DIRECTIONS:
Your answer should be every line of the records that contains the word "time", copied as it stands.

SUPPLIED RECORDS:
★ ★ ★ ★ ★ ★ ★

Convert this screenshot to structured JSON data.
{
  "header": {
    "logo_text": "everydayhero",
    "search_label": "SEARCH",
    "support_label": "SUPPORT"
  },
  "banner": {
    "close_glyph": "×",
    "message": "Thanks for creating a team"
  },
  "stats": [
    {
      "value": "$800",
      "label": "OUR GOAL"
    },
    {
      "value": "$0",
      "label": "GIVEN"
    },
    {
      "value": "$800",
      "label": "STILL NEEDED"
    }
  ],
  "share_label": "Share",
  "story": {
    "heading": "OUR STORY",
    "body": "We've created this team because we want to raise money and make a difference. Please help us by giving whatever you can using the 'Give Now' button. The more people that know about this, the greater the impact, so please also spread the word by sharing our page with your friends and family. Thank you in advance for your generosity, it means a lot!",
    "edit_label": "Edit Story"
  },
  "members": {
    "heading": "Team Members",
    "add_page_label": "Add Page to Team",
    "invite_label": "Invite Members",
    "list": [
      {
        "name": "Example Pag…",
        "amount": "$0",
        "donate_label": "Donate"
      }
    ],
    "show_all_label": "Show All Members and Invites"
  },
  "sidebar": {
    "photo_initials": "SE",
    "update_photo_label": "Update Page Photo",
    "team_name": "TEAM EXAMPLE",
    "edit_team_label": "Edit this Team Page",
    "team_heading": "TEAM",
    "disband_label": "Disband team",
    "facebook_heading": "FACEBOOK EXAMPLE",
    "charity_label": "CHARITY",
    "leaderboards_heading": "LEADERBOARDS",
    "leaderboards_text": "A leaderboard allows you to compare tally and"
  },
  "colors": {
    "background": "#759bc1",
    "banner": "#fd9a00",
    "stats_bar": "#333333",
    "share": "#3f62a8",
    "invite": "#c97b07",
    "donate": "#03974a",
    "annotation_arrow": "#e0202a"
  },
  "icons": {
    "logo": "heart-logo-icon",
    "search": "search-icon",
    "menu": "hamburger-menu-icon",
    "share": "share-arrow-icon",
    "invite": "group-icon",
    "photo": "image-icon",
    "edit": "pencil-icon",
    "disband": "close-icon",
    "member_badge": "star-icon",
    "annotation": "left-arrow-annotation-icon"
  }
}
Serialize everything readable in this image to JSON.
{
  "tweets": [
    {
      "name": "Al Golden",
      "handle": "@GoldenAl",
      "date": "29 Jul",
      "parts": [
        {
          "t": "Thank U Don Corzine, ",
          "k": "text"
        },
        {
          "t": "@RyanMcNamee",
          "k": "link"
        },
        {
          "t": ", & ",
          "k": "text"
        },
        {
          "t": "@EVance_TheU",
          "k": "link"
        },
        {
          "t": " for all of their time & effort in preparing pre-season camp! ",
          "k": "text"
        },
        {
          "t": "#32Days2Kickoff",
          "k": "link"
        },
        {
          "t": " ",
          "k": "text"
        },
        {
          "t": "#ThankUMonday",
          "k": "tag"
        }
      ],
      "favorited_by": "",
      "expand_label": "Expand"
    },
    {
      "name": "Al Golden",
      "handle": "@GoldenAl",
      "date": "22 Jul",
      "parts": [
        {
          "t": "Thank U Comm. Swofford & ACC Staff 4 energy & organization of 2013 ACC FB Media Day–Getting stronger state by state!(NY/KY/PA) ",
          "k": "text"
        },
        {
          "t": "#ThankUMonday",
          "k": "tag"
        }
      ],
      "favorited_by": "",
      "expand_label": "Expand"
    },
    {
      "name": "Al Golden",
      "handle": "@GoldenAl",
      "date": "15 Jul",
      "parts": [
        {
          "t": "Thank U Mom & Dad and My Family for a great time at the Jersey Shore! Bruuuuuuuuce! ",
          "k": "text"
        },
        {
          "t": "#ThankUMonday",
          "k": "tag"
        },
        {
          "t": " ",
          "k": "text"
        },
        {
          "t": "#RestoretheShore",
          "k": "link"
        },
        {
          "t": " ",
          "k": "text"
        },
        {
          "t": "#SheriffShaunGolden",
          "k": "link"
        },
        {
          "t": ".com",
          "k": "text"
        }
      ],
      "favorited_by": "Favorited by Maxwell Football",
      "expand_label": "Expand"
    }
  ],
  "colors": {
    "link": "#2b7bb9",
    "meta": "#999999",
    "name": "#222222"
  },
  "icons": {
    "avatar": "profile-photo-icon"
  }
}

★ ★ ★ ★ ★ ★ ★

RESPONSE TO THIS TASK:
          "t": " for all of their time & effort in preparing pre-season camp! ",
          "t": "Thank U Mom & Dad and My Family for a great time at the Jersey Shore! Bruuuuuuuuce! ",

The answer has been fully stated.